==== Source material ====

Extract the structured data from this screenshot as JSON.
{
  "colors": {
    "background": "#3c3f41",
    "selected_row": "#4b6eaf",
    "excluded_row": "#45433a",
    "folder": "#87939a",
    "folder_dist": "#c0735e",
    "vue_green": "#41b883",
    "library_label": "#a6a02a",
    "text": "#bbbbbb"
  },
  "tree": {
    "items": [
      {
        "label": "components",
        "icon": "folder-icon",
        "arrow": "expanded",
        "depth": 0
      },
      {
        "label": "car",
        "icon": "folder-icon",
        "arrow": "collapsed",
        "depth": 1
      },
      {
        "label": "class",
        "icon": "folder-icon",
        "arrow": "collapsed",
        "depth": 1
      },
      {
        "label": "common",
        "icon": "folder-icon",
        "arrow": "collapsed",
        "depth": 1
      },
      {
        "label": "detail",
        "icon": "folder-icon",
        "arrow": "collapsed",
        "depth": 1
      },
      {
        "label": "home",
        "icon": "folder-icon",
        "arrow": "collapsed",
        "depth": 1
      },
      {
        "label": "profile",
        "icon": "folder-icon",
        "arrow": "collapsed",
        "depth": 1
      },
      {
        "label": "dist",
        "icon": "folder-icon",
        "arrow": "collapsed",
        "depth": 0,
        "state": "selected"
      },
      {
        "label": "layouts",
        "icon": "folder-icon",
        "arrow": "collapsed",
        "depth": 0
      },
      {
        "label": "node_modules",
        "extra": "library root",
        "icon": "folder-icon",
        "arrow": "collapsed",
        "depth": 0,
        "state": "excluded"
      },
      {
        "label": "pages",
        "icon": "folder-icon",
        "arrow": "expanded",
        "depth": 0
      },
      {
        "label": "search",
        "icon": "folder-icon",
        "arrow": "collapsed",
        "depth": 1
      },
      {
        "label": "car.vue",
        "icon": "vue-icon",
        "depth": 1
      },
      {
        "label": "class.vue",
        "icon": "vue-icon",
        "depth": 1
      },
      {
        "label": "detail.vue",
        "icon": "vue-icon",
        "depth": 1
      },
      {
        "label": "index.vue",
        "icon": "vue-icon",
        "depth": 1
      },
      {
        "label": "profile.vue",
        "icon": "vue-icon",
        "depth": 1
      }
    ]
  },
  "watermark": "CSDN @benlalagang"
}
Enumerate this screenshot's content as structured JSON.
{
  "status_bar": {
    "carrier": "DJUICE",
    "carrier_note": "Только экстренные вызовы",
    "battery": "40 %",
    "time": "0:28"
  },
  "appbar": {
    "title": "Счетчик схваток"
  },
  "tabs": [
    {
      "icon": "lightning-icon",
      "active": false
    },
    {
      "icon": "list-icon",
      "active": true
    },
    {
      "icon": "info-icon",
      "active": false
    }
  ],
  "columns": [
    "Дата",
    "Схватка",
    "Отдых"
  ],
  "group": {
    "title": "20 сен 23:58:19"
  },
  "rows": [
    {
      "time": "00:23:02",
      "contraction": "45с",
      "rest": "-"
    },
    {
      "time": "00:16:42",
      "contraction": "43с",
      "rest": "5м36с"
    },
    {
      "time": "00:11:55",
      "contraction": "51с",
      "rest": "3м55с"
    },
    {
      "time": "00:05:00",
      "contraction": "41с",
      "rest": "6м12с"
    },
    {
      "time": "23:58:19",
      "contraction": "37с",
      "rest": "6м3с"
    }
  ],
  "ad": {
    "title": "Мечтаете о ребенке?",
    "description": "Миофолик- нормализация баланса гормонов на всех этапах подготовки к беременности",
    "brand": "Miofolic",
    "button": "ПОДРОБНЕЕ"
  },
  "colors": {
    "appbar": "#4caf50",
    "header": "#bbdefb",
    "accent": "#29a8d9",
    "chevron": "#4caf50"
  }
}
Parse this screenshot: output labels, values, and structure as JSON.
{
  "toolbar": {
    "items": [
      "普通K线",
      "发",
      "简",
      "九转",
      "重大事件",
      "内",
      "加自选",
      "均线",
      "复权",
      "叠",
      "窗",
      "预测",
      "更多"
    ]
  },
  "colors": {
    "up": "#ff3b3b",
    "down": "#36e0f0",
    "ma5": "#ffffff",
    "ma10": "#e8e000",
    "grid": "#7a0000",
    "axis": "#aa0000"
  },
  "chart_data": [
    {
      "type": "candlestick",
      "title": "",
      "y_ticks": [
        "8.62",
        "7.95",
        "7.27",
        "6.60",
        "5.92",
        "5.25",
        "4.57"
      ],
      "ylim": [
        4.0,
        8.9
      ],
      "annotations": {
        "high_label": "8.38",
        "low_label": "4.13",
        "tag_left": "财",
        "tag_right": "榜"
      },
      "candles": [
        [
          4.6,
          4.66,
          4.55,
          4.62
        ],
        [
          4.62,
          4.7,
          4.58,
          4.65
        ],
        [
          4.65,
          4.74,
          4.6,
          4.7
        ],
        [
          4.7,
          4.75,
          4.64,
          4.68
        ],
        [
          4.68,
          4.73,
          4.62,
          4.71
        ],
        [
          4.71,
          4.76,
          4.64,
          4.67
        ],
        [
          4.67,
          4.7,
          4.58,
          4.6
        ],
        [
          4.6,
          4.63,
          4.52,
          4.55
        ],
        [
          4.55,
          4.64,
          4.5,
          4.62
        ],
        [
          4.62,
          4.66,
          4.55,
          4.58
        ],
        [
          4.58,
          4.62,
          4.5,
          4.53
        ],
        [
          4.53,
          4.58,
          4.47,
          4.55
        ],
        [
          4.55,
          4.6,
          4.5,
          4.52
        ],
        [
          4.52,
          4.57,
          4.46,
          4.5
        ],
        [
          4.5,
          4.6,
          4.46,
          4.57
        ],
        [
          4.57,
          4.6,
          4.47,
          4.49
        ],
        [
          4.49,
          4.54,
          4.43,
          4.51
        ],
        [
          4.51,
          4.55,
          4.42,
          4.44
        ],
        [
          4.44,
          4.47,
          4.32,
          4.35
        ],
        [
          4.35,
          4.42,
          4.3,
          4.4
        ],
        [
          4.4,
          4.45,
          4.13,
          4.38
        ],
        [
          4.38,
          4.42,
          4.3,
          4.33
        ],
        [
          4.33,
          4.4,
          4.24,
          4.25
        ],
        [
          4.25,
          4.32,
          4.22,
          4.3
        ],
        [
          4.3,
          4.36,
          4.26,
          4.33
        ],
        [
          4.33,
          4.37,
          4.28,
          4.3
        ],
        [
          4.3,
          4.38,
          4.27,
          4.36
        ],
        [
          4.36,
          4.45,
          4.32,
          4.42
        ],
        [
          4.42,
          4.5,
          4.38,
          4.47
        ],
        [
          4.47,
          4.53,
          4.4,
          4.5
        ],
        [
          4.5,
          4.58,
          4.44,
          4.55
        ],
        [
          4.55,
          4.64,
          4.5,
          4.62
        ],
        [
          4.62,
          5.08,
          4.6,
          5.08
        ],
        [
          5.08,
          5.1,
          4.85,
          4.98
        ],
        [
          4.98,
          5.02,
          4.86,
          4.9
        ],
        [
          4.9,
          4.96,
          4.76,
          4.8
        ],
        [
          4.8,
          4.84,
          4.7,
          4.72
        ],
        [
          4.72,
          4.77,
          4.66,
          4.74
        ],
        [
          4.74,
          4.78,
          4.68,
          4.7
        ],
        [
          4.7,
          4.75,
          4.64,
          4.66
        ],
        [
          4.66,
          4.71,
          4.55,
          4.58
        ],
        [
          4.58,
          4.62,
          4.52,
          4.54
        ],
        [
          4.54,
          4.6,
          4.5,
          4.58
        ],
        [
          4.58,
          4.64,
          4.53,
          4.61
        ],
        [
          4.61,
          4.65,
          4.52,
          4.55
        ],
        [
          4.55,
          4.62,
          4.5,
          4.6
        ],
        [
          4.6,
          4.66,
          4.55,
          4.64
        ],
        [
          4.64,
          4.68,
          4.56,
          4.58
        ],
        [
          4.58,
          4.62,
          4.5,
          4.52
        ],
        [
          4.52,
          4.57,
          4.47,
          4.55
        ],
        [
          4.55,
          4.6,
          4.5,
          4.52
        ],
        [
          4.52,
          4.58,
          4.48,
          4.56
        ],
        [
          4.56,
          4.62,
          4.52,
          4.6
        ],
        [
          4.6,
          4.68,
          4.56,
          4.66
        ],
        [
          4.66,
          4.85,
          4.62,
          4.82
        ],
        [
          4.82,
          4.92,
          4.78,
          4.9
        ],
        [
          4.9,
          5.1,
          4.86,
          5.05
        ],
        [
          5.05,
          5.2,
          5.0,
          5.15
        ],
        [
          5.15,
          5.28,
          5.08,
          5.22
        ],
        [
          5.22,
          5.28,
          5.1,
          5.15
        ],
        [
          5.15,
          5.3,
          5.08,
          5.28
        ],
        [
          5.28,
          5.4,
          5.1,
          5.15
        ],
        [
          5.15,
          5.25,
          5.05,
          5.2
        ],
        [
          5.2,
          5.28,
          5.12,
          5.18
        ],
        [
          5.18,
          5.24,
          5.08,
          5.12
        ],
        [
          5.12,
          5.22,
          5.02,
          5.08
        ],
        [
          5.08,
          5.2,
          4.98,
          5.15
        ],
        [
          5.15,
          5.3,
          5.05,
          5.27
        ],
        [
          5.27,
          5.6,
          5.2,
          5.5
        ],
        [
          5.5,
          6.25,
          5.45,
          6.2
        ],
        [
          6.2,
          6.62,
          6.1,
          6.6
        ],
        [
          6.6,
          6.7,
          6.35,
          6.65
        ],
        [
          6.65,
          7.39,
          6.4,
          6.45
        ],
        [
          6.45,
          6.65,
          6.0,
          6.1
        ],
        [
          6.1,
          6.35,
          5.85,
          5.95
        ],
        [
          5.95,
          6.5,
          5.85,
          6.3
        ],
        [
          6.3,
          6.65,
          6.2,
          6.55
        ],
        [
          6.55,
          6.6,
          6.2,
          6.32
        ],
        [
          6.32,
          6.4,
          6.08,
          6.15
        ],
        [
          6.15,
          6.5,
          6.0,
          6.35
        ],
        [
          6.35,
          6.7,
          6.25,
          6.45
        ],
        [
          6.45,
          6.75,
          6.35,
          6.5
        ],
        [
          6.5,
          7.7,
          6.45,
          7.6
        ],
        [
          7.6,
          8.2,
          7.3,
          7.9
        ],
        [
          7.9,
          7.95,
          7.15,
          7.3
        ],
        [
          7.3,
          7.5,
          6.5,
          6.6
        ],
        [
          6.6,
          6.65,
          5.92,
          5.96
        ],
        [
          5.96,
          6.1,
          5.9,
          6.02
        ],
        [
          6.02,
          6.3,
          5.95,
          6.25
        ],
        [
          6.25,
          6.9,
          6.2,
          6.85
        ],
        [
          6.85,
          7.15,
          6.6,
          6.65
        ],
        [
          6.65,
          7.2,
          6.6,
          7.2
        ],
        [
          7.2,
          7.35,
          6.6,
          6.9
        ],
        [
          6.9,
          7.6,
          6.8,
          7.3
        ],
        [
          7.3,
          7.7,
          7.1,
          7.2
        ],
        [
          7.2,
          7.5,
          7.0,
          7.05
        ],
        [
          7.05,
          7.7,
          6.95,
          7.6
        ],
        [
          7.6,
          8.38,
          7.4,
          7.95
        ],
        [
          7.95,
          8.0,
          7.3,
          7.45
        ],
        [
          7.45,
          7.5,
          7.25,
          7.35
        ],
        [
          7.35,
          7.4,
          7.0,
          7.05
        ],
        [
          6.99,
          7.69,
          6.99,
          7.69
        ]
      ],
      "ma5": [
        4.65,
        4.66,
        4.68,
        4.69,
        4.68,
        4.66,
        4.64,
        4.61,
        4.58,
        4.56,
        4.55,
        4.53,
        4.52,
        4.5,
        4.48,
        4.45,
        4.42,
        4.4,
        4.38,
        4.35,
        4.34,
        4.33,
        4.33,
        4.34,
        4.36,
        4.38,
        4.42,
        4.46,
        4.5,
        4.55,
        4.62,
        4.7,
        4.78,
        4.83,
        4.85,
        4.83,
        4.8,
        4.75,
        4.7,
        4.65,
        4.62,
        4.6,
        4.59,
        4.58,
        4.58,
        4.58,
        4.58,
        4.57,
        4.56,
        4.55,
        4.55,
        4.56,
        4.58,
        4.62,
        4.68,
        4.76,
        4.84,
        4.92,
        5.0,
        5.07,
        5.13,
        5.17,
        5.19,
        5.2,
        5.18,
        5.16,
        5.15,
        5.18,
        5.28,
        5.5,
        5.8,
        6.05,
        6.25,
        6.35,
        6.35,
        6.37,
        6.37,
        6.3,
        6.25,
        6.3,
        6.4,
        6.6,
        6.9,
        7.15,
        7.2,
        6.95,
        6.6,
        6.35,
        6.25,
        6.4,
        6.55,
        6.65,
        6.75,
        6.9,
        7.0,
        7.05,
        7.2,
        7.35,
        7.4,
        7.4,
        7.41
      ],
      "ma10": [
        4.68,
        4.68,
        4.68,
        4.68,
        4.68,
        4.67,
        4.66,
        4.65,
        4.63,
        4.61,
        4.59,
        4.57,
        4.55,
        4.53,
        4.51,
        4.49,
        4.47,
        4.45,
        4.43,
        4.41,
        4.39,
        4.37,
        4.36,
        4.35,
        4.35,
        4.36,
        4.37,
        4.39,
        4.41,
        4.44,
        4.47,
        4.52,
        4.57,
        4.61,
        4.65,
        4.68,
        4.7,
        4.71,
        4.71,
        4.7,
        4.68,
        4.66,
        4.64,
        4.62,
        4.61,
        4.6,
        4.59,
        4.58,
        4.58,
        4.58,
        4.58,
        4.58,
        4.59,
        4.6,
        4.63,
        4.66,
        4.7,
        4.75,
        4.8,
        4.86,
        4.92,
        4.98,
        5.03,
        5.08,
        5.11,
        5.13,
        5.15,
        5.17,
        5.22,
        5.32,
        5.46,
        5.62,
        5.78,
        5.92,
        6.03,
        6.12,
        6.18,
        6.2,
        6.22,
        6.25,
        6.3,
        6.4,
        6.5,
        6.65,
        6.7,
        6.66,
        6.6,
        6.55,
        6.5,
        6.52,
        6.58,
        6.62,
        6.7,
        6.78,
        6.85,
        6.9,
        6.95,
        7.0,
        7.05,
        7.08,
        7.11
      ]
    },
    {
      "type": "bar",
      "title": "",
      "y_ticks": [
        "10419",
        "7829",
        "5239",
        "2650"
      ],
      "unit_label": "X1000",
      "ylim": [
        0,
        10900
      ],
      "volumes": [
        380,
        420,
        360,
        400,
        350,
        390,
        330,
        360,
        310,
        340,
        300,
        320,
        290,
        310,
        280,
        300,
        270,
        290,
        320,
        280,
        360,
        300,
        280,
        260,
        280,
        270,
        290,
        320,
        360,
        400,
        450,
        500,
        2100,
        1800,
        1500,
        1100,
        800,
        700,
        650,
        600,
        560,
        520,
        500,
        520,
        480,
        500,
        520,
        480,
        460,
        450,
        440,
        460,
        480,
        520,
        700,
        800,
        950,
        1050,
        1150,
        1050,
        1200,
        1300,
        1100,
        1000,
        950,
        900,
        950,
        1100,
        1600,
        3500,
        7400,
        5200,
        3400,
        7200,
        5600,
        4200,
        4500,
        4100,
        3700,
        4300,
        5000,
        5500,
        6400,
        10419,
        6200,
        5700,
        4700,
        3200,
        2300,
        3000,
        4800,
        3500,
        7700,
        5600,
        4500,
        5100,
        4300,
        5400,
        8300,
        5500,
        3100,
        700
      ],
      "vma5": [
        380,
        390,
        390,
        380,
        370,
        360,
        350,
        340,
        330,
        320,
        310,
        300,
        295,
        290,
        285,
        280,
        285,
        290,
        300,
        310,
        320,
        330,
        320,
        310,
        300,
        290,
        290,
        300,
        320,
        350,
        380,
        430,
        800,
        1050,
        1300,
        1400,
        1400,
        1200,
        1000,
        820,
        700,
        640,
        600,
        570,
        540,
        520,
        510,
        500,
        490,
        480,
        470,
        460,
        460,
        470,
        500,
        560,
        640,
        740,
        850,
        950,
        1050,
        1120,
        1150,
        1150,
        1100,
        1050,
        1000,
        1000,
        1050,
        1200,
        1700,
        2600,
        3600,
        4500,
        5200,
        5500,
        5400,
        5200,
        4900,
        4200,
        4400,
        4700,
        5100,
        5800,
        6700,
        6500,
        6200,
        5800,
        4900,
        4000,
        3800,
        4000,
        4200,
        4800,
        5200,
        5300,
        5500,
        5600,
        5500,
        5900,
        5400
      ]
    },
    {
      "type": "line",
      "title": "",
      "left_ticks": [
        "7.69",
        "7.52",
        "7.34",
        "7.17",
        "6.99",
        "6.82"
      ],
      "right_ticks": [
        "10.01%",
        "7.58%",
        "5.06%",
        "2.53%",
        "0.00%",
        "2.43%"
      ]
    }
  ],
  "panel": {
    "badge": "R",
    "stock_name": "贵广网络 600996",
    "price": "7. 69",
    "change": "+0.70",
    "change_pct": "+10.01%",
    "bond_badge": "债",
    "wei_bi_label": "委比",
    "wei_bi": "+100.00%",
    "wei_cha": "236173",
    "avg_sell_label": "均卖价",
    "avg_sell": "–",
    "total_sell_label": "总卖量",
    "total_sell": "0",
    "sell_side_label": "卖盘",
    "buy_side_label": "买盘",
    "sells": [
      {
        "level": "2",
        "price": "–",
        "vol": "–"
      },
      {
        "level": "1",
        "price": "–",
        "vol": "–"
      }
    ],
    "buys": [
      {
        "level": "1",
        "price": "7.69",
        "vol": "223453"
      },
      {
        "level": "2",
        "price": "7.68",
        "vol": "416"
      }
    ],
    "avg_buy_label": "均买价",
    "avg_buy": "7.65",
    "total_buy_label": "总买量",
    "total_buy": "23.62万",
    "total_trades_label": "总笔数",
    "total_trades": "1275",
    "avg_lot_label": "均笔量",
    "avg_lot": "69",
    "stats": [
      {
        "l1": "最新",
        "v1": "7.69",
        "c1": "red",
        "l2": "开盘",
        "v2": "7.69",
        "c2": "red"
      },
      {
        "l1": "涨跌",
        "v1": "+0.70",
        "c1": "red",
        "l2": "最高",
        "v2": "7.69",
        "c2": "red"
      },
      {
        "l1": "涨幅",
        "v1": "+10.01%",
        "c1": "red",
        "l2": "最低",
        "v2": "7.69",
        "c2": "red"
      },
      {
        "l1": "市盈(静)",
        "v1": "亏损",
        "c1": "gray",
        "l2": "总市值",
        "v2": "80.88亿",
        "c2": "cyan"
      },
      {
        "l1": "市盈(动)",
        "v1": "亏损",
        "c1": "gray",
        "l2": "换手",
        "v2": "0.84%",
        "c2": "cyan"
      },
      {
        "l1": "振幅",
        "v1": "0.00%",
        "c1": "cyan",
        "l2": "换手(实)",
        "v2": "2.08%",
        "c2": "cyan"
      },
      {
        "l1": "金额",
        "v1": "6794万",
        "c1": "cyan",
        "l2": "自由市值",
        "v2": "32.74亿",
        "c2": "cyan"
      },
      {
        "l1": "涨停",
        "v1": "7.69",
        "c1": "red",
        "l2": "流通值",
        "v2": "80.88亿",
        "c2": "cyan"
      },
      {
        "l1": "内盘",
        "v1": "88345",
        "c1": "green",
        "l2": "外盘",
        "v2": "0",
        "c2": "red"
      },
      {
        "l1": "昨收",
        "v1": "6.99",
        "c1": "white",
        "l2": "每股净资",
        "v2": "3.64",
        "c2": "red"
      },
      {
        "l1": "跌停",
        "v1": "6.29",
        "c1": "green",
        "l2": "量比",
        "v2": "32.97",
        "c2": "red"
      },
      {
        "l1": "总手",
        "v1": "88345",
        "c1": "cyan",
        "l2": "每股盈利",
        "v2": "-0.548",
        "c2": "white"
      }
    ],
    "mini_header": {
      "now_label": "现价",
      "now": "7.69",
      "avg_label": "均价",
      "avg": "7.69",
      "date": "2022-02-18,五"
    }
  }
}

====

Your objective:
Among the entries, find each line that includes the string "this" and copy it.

Output:
Extract the structured data from this screenshot as JSON.
Enumerate this screenshot's content as structured JSON.
Parse this screenshot: output labels, values, and structure as JSON.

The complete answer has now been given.